One high school student who logged on every day in July says she appreciated hearing from and learning from a diverse set of guest speakers. “All of my science teachers have been men except for fifth grade,” says budding doctor Oriana Parsa, a rising sophomore who attends the High School for Math, Science, and Engineering in upper Manhattan. “It was powerful to see that there are so many women in the cancer research field. We got to discuss gender inequalities in STEM and hear from some scientists about how they’ve overcome hardships to get to where they are today.”

Through its programming, COE underscores the benefits of exposing young students to science and research, giving them an authentic experience of what the field is like, either as a college student or as a career choice.

“Even virtually, it was wonderful to see the level of  engagement in the attendees this summer,” says Mary Beth Terry, PhD, director of COE and professor of epidemiology at Mailman. “The online programming provided us the opportunity to expand CURE to a much larger group and develop into a program that now extends beyond the research lab experience but one that provides outreach to middle school and high school students about cancer education specifically, in addition to general career enrichment and local community programming for schools in our Washington Heights neighborhood.”

For Duran-Becerra, who worked full-time as an outreach navigator at COE following graduation, CURE helped her solidify science as a career choice. This fall, she plans to attend Yale graduate school for a master’s degree in public health.

Duran-Becerra reunited with Luis Valencia Salazar, a fellow Columbia College and CURE alum, to co-lead one of the sessions this summer on “Peer Voices from the Field of Cancer Research”. Also a first-generation college student, Valencia Salazar’s main takeaway from CURE was the mentorship component.

“It is really valuable to be around people who are in the position that you want to be in eventually, and to learn from them,” says Valencia Salazar. Valencia Salazar works as a manager in the lab of HICCC member Dr. Piero Dalerba and is currently applying to dual MD/PhD programs.

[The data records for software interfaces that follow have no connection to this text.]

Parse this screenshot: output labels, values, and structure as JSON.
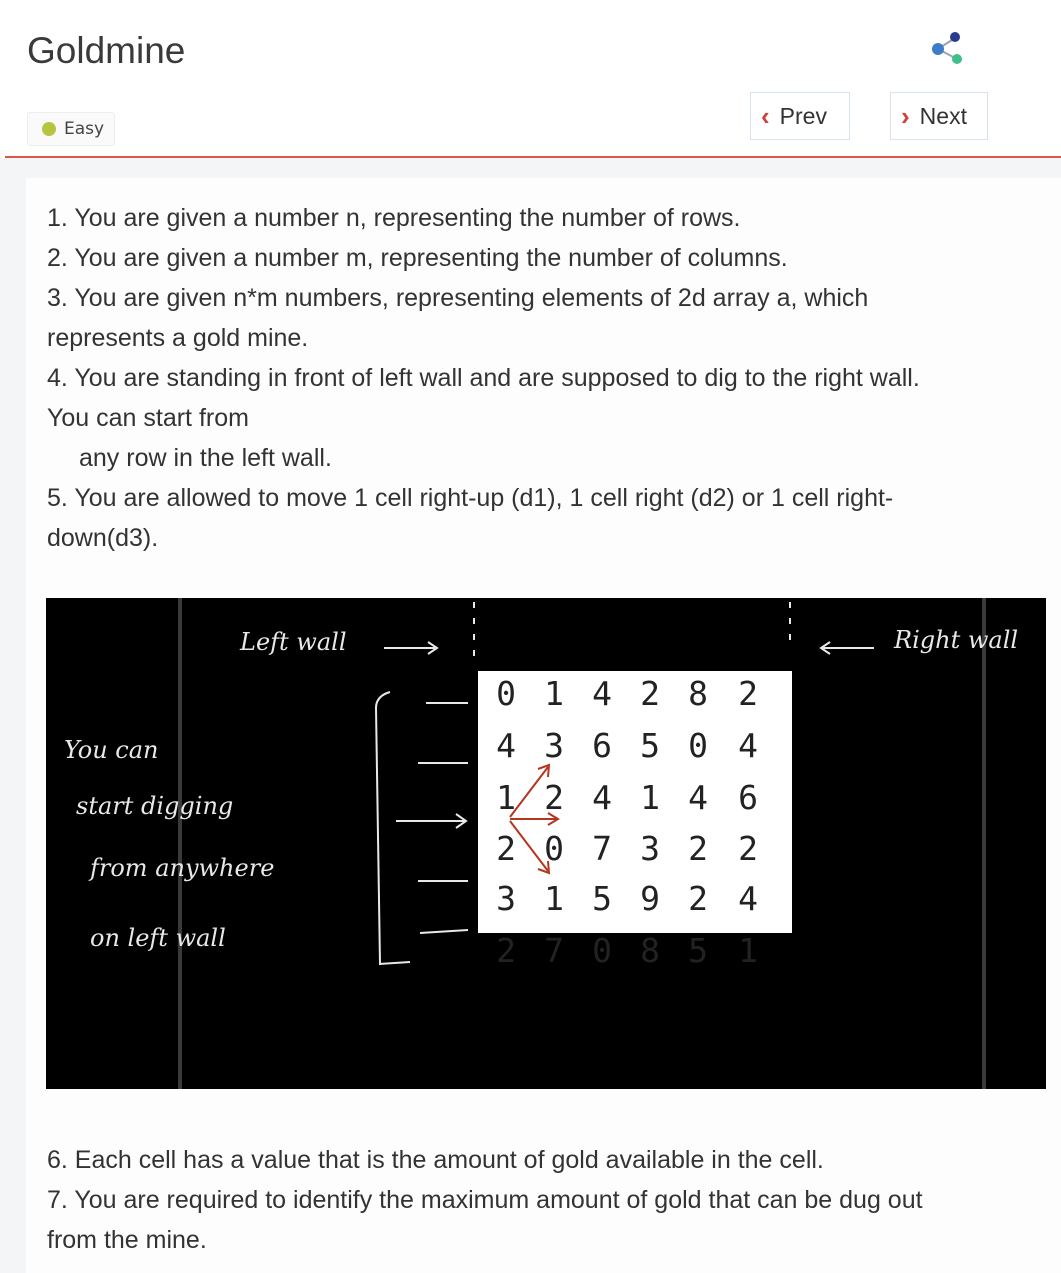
{
  "header": {
    "title": "Goldmine",
    "difficulty": "Easy",
    "difficulty_color": "#b5c542",
    "prev_label": "Prev",
    "next_label": "Next",
    "share_icon": "share-icon",
    "accent": "#d9564d"
  },
  "problem": {
    "lines": [
      "1. You are given a number n, representing the number of rows.",
      "2. You are given a number m, representing the number of columns.",
      "3. You are given n*m numbers, representing elements of 2d array a, which",
      "represents a gold mine.",
      "4. You are standing in front of left wall and are supposed to dig to the right wall.",
      "You can start from",
      "any row in the left wall.",
      "5. You are allowed to move 1 cell right-up (d1), 1 cell right (d2) or 1 cell right-",
      "down(d3)."
    ],
    "lines_after": [
      "6. Each cell has a value that is the amount of gold available in the cell.",
      "7. You are required to identify the maximum amount of gold that can be dug out",
      "from the mine."
    ]
  },
  "illustration": {
    "left_wall_label": "Left wall",
    "right_wall_label": "Right wall",
    "note": [
      "You can",
      "start digging",
      "from anywhere",
      "on left wall"
    ],
    "grid": [
      [
        "0",
        "1",
        "4",
        "2",
        "8",
        "2"
      ],
      [
        "4",
        "3",
        "6",
        "5",
        "0",
        "4"
      ],
      [
        "1",
        "2",
        "4",
        "1",
        "4",
        "6"
      ],
      [
        "2",
        "0",
        "7",
        "3",
        "2",
        "2"
      ],
      [
        "3",
        "1",
        "5",
        "9",
        "2",
        "4"
      ],
      [
        "2",
        "7",
        "0",
        "8",
        "5",
        "1"
      ]
    ],
    "arrow_color": "#b5351f"
  }
}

“Drs. Terry and McDonald were intentional with their mentorship—always following up and checking in on my progress,” adds Duran-Becerra. “They would constantly remind us that we had a place in research and that our voices are important.”

-Melanie A. Farmer